#### [Problem to solve]
Among the records, which lines hold the word "Redshift"? Pick them out.

#### [Component data from apps and pages]
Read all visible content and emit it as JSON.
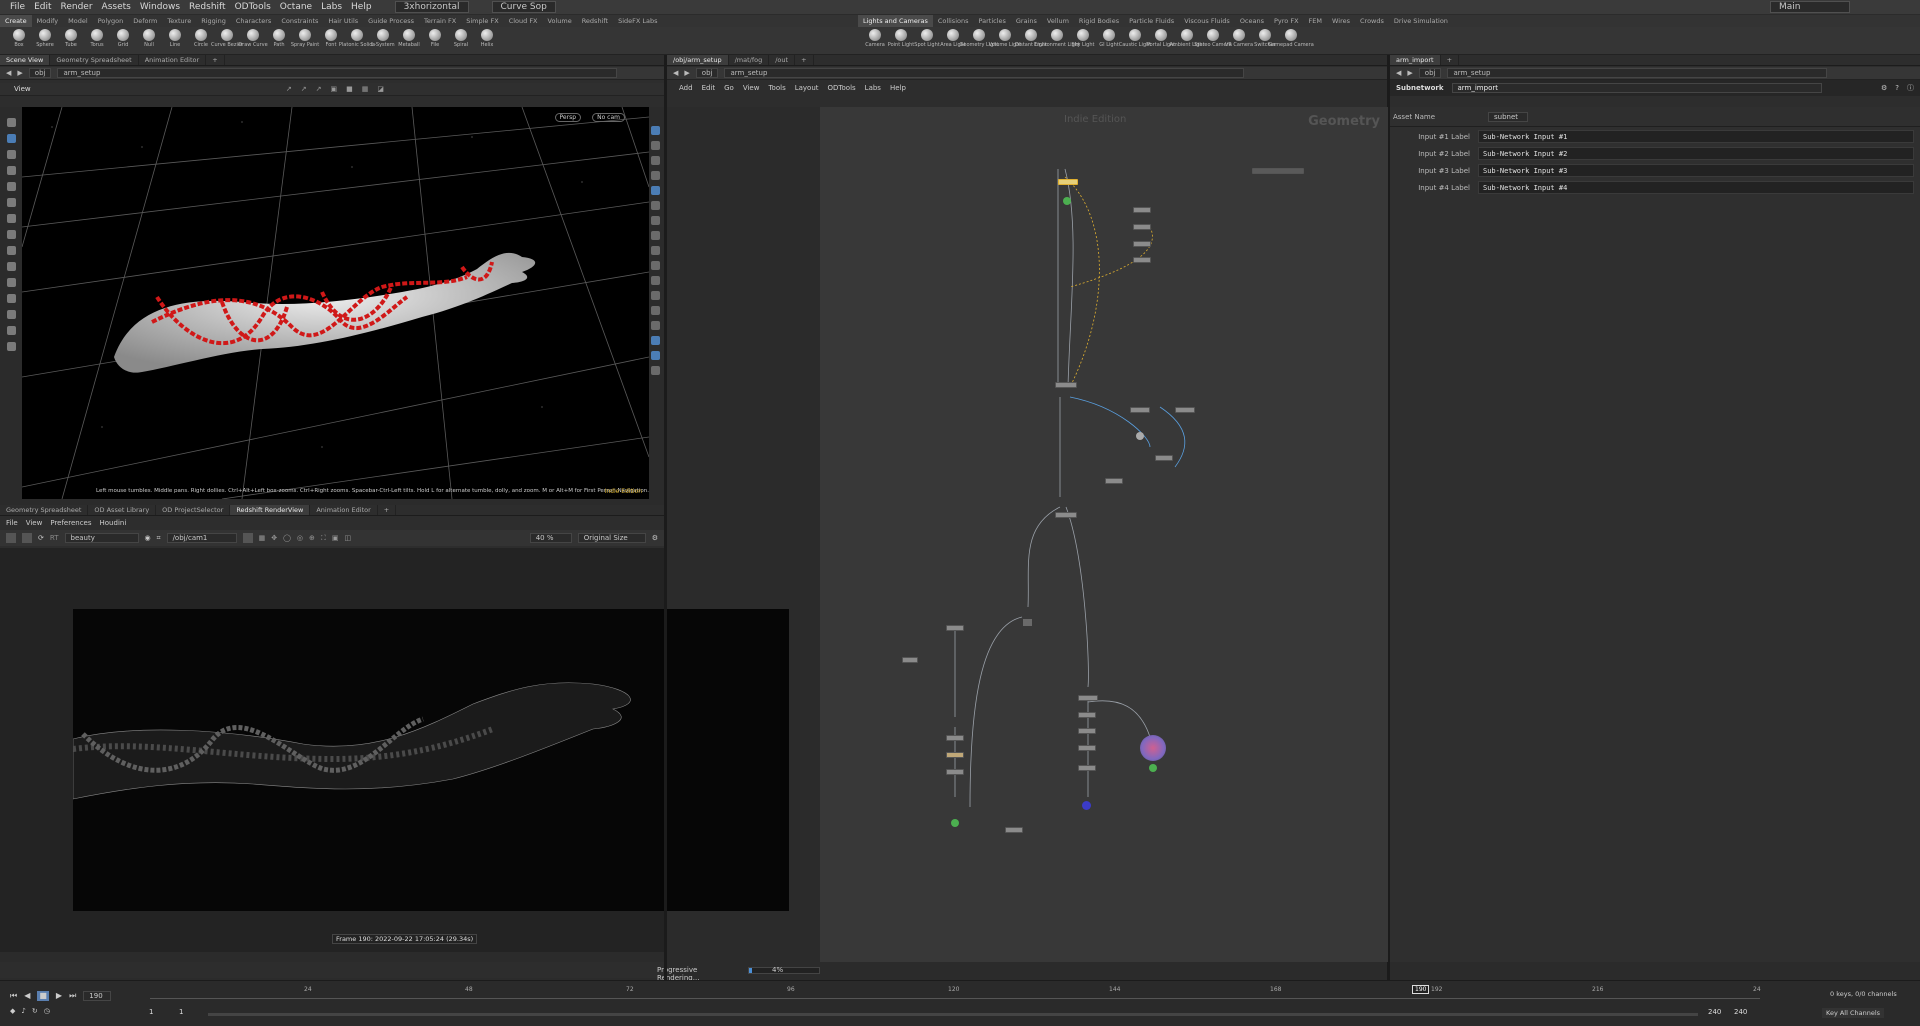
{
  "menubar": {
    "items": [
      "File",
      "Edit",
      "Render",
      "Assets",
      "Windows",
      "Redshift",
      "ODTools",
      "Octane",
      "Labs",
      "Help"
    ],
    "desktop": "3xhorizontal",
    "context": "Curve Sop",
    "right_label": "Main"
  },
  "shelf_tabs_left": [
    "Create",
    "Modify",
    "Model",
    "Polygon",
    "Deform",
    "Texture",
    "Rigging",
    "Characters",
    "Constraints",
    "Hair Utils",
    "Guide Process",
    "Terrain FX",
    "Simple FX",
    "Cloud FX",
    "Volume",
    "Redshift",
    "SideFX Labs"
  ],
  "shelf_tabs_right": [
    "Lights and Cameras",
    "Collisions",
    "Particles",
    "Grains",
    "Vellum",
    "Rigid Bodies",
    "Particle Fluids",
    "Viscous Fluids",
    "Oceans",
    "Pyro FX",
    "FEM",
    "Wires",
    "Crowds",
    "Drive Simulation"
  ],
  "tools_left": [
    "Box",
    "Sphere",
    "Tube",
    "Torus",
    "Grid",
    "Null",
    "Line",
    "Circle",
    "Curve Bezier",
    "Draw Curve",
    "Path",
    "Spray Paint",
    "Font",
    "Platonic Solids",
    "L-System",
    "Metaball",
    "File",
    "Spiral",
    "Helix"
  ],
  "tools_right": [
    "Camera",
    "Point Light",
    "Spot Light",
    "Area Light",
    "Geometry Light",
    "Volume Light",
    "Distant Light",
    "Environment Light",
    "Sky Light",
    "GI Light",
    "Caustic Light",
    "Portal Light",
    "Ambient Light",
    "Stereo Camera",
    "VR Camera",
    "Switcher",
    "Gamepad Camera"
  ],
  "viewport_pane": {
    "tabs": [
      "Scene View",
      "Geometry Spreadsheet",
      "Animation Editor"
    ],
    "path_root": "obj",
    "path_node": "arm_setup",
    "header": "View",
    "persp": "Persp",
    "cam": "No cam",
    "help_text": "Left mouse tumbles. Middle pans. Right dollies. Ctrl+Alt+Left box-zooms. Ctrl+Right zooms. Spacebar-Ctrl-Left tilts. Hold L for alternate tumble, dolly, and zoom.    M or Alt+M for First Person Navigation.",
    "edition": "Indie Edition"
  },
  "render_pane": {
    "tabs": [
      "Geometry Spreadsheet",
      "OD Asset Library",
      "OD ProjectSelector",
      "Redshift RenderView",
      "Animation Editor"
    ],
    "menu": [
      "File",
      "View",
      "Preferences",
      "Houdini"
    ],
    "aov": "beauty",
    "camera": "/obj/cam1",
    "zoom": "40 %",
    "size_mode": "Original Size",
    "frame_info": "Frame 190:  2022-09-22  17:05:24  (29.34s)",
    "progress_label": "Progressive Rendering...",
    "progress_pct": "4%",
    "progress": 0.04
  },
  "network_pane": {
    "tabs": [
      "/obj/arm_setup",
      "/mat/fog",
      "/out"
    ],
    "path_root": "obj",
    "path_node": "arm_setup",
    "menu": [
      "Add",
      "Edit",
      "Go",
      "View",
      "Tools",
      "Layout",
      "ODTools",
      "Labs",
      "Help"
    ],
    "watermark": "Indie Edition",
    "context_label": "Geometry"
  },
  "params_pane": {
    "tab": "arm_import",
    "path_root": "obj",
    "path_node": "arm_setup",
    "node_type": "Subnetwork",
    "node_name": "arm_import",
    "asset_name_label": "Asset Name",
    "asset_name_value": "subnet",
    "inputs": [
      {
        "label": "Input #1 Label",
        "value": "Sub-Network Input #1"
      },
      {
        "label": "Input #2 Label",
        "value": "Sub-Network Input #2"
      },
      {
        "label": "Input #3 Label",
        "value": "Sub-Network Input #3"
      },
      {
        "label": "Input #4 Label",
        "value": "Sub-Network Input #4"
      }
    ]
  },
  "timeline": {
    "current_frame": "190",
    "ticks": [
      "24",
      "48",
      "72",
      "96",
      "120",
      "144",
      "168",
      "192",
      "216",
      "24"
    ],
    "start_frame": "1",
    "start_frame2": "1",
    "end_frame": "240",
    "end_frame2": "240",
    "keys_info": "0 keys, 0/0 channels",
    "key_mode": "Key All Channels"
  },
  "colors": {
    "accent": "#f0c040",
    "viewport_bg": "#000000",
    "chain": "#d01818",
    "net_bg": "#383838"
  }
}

#### [Answer section]
      "Redshift",
    "Redshift",
      "Redshift RenderView",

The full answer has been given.